Service was very friendly and efficient. Our water glasses were always filled, and when the cheese bread was gone we were offered more.
I am looking forward to returning to try their duo of rabbit, duo of duck, and trio of lamb- not all at the same time, of course. After all, I am not moh. Speaking of which, we need someone with real credibility like moh (unlike me) to visit L'Inconnu to put it on the map.
In one fell swoop L'Inconnu became one of or favourites, and I am very hard to please. It really deserves to do well. It did get busier as the evening went on, but when we left at 9:45 it was far from full.
Go there, people! Keep this place alive.
Souschef, very nice review! Please, I think you have more credibility than I do on the topic of fine dining, given your experience in French cuisine and cooking. I recall your thread about sweetbread pithiviers fondly.
I do love sweetbreads, and I have put this place high on the list of places to eat at soon.

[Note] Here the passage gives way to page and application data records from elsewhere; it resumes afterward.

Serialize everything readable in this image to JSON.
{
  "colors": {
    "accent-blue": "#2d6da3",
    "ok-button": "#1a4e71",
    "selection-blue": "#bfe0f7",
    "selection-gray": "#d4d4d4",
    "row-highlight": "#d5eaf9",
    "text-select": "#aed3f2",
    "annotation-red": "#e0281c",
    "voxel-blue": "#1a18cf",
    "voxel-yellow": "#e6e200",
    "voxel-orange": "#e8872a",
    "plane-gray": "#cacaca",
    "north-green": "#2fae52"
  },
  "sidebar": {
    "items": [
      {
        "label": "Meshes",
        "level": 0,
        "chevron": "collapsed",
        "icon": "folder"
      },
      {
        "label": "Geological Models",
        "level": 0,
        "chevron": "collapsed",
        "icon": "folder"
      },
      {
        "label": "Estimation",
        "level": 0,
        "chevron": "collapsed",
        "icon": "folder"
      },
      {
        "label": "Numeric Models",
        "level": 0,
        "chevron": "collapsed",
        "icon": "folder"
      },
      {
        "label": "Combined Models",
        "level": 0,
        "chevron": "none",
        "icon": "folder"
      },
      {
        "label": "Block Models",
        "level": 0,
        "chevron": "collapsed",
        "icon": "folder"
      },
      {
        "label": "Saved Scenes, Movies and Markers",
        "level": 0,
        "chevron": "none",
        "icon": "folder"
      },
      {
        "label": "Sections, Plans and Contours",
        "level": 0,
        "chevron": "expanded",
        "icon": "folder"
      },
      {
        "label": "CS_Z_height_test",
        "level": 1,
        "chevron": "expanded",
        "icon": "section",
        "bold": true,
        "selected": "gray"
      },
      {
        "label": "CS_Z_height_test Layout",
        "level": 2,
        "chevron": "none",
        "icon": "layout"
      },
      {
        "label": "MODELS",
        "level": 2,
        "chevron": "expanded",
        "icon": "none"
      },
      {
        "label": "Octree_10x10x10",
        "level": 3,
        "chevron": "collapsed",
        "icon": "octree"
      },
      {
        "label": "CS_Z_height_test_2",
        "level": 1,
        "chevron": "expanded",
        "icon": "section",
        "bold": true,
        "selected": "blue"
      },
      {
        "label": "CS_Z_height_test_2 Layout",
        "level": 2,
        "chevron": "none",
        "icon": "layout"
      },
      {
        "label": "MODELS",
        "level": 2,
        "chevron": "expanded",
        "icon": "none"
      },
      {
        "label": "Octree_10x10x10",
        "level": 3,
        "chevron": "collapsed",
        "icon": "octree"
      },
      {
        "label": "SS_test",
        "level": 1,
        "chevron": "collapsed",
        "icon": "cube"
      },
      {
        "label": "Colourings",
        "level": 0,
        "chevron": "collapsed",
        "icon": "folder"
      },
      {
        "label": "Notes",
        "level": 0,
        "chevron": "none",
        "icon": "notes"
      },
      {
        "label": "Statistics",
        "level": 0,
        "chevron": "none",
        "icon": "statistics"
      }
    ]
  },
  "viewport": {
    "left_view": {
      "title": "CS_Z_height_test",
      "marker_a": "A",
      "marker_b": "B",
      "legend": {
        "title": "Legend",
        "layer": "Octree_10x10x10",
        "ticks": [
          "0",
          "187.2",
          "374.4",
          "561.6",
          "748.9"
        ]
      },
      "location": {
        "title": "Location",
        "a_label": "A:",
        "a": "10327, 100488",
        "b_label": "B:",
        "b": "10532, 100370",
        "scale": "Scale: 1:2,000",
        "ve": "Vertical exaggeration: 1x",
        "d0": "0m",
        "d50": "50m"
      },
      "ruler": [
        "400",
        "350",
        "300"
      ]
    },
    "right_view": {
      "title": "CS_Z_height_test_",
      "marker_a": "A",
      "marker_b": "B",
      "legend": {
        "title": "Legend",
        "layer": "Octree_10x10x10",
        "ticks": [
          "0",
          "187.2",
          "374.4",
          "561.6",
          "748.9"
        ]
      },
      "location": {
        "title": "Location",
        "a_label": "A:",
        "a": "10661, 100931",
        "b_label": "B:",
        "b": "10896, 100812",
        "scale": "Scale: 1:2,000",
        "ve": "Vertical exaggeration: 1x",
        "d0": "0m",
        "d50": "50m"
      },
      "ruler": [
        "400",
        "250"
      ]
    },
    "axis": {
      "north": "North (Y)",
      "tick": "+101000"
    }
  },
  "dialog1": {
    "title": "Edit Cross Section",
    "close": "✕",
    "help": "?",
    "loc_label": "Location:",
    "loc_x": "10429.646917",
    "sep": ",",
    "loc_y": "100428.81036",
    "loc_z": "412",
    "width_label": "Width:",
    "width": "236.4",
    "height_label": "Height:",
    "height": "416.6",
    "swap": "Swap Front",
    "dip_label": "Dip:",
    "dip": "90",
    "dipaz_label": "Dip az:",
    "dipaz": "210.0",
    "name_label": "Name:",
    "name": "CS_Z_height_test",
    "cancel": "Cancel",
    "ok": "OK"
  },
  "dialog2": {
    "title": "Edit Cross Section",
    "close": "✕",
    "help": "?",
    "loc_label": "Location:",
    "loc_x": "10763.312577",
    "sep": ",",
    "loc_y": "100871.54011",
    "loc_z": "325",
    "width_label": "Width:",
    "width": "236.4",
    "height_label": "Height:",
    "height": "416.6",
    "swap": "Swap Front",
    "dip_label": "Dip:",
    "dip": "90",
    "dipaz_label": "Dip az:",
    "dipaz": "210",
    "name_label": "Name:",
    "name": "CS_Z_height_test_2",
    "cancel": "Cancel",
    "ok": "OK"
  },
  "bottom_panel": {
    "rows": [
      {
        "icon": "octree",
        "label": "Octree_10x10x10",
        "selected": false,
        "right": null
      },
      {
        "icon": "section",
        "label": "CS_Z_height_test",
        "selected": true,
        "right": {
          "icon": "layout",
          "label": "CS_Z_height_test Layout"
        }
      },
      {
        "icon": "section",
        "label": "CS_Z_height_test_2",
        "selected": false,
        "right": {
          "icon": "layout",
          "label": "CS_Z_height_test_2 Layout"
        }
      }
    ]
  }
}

Oooh, just took a look at the wine list. Short, but the list is well-selected, with some very fun choices. Mark-up is a little over double the SAQ price, very fair. Someone has put some thought into the list, especially the reds. The white wine list is very short, but again has nice variety and good drinkability.
The pain perdu and the crème brulee trio were the highlights of my two visits at this restaurant. Both times I went to l'Inconnu with friends, I really enjoyed every entrée and main. Well prepared, nice portions and very, very tasty. It was the desserts that blew me away however, especially the rosemary crème brulee, something I would have never picked would I have seen it all alone on the menu.
Argh! I thought I posted my notes on this but they're not here. It's been a year(!) but I had such a great experience that I think about it every so often and hope the restaurant is doing well. We were the only ones there and it seemed like such a shame, especially with the glut of restaurants not too far away on St-Denis. People came up to read the restaurant reviews in the window while we were eating and I kept hoping they'd come in. Hopefully they dined in on another day...
To start: divinely warm cheese bread. Amuse bouche: lobster soup. (I was stupid/excited and burned my tongue a little on it.) Toasted sweetbreads - I'd never had them before and was totally sold on them from other recommendation on this post. Delicious! My partner had the braised pork belly with port and maple reduction.
Main eats: I had the braised rabbit leg and stuffed loin with some pureed root veggies, my partner had the duck duo of magret and confit croquette. We shared a few bites of everything with each other and I thought everything was delicious.
White wine accompanied our meal (don't remember what we drank, sorry!).
Excellent service: the server was friendly and funny, kept our water glasses full, presented beautifully plated food with pride and appeared very impressed with our empty plates. He was the tiniest bit comic in his manner but I found it charming.
Dessert: When we asked for the bill (we were supposed to be at a friend’s place for drinks already) the server exclaimed: "But you must have dessert!" Later he asked what a frappucino is after trying to make my partner a mocha (something else the server didn't know about, or perhaps he was putting us Anglo's on?: "I drink only espresso, thank you very much" – lol!) Was very tempted by the creme brulee trio (chocolate, vanilla and rosemary...mmm!) but chose the ice water mint ice cream with profiteroles because (1) I've never had the latter, (2) my partner loves mint ice cream and (3) local spring water was used to make it. The mint was very floral (pineapple?) and unlike any mint ice cream I’ve had. Profiteroles have ruined Timbits for me – not that I even like those things but now they’re just about as horrid as non-Montreal-style bagels.
If you're ever in Victoria, BC, I hope you'll come visit Brasserie L'ecole or Cafe Brio - they're definitely on par and are regularly full, which I hope for L'inconnu!